The impact of this filing requirement is significant. In its standard letter dismissing complaints filed without a tape, transcript or significant excerpts, the Commission acknowledges that this "may preclude enforcement in some meritorious cases," but finds that such a requirement serves the public interest because of the sensitivity of the First Amendment issues involved. While I acknowledge the importance of the First Amendment, we must balance those considerations against the compelling interest in protecting our children from indecent material. The Commission has permitted the balance to become increasingly off-kilter. A radio station could be sued for libel or slander, for instance, without providing the type of contextual information that the Commission requires for indecency.(8) There is nothing in the First Amendment that requires a higher standard for indecency than for libel or slander.

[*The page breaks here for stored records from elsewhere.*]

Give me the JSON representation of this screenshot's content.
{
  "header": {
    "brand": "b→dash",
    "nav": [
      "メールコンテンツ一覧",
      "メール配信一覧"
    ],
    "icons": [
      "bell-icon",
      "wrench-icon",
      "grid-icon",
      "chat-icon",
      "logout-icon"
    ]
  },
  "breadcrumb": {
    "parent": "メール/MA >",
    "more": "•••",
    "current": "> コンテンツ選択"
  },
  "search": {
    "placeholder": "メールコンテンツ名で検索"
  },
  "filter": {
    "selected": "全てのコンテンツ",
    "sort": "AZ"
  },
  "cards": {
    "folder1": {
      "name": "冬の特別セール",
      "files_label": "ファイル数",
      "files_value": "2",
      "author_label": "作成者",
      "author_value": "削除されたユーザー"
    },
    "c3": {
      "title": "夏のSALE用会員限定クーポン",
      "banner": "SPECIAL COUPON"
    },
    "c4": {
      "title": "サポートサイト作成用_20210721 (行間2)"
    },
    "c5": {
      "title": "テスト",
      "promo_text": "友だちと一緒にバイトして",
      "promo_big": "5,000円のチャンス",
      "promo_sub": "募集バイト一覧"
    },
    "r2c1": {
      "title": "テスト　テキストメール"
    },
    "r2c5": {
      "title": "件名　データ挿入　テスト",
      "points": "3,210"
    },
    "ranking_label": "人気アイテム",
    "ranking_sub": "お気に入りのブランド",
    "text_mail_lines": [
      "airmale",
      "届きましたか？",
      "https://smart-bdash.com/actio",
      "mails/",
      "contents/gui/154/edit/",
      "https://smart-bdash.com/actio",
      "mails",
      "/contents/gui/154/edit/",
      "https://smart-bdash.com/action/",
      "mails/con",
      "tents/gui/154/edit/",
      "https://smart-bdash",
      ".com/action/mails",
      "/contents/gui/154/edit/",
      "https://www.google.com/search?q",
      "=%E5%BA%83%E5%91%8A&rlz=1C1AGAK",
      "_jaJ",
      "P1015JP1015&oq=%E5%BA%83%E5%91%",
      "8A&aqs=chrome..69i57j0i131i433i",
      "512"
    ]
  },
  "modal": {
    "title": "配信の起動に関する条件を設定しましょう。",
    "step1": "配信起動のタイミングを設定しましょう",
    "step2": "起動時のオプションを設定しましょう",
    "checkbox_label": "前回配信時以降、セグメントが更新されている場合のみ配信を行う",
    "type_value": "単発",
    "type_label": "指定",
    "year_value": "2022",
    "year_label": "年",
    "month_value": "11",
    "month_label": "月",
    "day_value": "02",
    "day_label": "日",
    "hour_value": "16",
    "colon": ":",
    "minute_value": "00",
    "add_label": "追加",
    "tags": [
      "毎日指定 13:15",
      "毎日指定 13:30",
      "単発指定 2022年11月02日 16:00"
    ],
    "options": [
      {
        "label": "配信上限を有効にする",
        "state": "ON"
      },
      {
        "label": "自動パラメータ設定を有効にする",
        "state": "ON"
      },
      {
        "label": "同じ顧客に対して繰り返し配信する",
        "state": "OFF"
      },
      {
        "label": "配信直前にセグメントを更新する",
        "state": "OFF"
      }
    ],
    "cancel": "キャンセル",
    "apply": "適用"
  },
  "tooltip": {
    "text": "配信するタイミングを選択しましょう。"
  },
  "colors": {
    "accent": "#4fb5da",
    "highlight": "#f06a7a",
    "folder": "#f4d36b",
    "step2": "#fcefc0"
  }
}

It's time for the Commission to begin taking indecency cases seriously again. It's our duty to the law, and, more importantly, our duty to our children.
1 See 18 U.S.C. Sec. 1464; Communications Act, Sec. 503(b)(1)(D); FCC v. Pacifica Foundation, 438 U.S. 726, 739 n.13 (1978); Action for Children's Television v. FCC, 852 F.2d 1332, 1335 (D.C. Cir. 1988) (Act I).
2 See Action for Children's Television v. FCC, 852 F.2d 1332, 1339 (D.C. Cir. 1988); Action for Children's Television v. FCC, 932 F.2d 1504, 1508 (D.C. Cir. 1991) (Act II), cert. denied, 112 S.Ct. 1282 (1992); Action for Children's Television v. FCC, 58 F.3d 654, 657, 659 (D.C. Cir. 1995) (Act III), cert. denied, 116 S.Ct. 701 (1996).
3 See Act III, 58 F.3d at 661.
4 See Enforcement of Prohibitions Against Broadcast Indecency, 8 FCC Rcd 704, n. 10 (1993).
5 See, e.g., Infinity Broadcasting Corp., 3 FCC Rcd 930, 931-32 (1987), aff'd in part, vacated in part on other grounds, remanded sub nom. Act I, 852 F.2d 1332 (D.C. Cir. 1988).
6 See, e.g., Citicasters Co. (WXTB(FM)), 13 FCC Rcd 15381 (MMB 1998) (repeated use of the word "beaver" in a sexually suggestive fashion found indecent).
7 Pacifica, 438 U.S. at 757 (Powell, J., concurring in part and concurring in the judgment).
8 See Geisler v. Petrocelli, 616 F.2d 636, 639-41 (2d Cir. 1980) (finding that libel complaint should not be dismissed for insufficiency unless it appears to a certainty that plaintiff is entitled to no relief under any state of facts which could be proved in support of the claim):
"[T]he mode of pleading defamation is governed by Rule 8, Fed.R.Civ.P., which requires only that plaintiff's charges be set forth in a short and concise statement, detailed only to the extent necessary to enable defendant to respond and raise the defense of res judicata if appropriate. The pleading of additional evidence is not only unnecessary, but in contravention of proper pleading procedure."
Id. at 640. See also Williams v. Gorton, 529 F.2d 668, 671-73 (9th Cir. 1976) (refusing to dismiss defamation complaint even though it failed to state several elements necessary to establish cause of action, where it did not appear beyond doubt that plaintiff could prove no set of facts to support his claim).